Colvin uses the example of Wolfgang Amadeus Mozart. For centuries, people have believed that the classical composer had a talent that relied not so much on dedication, practice and focus than on a great gift. This was reinforced in the excellent movie, 1984's "Amadeus," in which Mozart's rival, Salieri, drives himself crazy because all his skill and hard work does not add up to Mozart's talent (although I seem to recall Mozart going temporarily insane as he tries to finish a commission).
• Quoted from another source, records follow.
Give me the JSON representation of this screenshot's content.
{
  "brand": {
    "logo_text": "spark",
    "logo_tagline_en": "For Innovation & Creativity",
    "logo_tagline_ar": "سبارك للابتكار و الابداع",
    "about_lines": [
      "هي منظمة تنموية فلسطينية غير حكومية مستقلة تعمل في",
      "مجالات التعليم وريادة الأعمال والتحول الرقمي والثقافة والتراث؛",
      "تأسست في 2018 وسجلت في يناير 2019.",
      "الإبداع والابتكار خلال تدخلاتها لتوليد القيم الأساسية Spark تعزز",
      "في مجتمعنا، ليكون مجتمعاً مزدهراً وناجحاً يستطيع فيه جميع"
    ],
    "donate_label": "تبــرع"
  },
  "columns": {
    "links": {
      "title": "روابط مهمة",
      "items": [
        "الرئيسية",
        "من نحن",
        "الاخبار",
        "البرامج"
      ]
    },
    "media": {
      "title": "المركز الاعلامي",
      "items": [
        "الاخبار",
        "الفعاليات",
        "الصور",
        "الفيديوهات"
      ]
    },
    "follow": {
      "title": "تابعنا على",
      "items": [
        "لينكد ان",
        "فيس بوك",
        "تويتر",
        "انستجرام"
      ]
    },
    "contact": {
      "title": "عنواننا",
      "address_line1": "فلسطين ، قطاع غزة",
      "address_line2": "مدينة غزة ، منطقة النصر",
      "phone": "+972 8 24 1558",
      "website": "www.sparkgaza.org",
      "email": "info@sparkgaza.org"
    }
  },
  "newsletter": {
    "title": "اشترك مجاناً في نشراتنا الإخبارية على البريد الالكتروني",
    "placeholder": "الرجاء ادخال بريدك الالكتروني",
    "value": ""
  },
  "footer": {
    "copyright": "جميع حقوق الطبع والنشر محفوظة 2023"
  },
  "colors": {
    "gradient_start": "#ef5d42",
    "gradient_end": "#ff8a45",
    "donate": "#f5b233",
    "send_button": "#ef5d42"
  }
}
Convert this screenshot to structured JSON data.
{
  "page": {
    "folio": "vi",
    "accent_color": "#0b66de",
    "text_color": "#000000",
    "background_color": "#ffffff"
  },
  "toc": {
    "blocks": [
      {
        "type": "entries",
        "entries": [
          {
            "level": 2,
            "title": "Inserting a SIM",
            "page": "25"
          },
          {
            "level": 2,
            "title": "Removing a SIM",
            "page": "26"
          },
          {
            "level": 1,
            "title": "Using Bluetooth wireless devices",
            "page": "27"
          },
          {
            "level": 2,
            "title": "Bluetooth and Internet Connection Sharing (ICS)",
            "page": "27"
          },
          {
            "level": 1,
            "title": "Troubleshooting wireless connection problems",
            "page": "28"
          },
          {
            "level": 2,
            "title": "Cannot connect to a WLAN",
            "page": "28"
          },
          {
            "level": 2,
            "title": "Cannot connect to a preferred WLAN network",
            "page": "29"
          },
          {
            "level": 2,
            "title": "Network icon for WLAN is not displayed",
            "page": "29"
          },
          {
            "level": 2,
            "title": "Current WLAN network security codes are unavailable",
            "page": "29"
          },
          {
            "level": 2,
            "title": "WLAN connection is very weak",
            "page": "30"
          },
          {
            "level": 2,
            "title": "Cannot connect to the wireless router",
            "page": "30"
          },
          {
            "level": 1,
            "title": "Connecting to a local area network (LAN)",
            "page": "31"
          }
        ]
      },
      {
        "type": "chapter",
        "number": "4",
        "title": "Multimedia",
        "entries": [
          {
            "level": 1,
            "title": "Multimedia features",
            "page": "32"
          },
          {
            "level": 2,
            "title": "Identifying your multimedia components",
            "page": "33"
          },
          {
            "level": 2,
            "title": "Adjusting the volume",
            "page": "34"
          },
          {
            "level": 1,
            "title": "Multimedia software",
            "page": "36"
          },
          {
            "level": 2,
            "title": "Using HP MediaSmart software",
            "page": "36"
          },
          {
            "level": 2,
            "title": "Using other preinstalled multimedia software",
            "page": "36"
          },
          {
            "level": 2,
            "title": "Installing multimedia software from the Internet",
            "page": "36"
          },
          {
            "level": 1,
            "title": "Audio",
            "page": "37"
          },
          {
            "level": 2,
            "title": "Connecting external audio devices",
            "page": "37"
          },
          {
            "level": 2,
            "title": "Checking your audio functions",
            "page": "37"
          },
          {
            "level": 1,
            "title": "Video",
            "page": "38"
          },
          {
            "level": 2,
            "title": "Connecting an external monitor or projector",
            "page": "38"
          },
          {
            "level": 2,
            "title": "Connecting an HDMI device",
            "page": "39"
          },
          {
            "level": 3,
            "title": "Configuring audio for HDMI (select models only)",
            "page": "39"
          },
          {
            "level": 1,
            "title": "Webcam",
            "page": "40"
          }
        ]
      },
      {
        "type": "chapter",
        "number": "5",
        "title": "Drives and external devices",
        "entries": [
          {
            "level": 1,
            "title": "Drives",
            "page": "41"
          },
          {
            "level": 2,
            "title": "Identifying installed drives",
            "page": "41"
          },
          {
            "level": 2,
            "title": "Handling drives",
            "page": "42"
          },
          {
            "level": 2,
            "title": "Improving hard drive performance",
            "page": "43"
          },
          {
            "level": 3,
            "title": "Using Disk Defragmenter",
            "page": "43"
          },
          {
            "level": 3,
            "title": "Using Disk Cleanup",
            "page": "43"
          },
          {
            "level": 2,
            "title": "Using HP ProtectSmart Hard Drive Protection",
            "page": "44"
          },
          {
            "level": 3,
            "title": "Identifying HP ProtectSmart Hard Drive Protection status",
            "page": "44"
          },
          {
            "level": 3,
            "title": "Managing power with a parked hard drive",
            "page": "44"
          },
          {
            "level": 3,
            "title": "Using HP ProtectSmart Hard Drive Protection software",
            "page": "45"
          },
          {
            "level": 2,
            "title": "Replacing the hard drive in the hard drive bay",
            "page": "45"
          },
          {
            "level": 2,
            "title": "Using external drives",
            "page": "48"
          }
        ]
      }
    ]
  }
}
Part of the premise is based on a letter that Mozart allegedly wrote that composing for him basically amounted to taking dictation from God. Colvin said on our show that the letter has proved to be a forgery and that Mozart's edge on Salieri came from the fact that he was composing by the time he was five and, therefore, simply worked harder and longer than Salieri.
Colvin also uses this theory in sports. For example, former NFL great Jerry Rice trained at a level that far exceeded that of his teammates and opponents. That's what contributed to his success, not a born ability to run fast that he nurtured. Colvin writes about how the theory is much more than just hard work, it's something called "deliberate practice." That means you are working specifically on drills and skills that relate to your interest and, often, you need a coach or guide to ensure you're doing it right.
If you're trying to be the next Lindsay Buckingham, you can play Fleetwood Mac's "Landslide" all you want, but at some point, you better start dedicating yourself to learning/practicing the same skills that give Buckingham such dexterity.
I'm a firm believer that success is 1% inspiration, 99% perspiration, or whatever the cliché is, and I also know that hard work and perseverance go a long way. But I also can't discount the role talent plays. Did Eric Clapton simply practice more than any other guitarist in history and that's why he's the best? I don't think so. I believe he was born with a talent that he worked tremendously hard to cultivate. If he had simply relied on that talent and not respected and honored it enough to practice and learn, I don't think he would be the legend we know him to be today.
Plus, if you're tone deaf, no matter how much you practice, I don't know if you can become a great singer.
I've seen too many performances where there was something magical talking, something divine-whether you want to call it God or not is up to you-to believe that it is only hard work that makes someone the best in their field. Several years ago, I saw famed violinist Itzhak Perlman play at the Barbican in London. The other two people with me and I all felt the same way: that it was literally like the hand of God was on Perlman's shoulder and Perlman's talent and years and years of practice were a conduit for this beautiful music to pour forth. It was spellbinding and something otherworldly.
Plus I've interviewed dozens of songwriters--and maybe this is just humility on their part--who talk about a song just coming to them and how important it is to always have their "antennae" up in order to receive whatever may come through them. Surely, that is a gift to be cultivated and nurtured, but I believe it's a gift, nonetheless.
The great part about Colvin's book (and to confess -- I haven't read the whole book, just snippets of it for Sunday's radio show) is that ultimately it serves as its own source of inspiration. Using the excuse that you don't have an innate talent as a reason not to pursue your dreams is a cop-out. As the old joke goes, "How do you get to Carnegie Hall? Practice, practice, practice." It's not dream, dream, dream.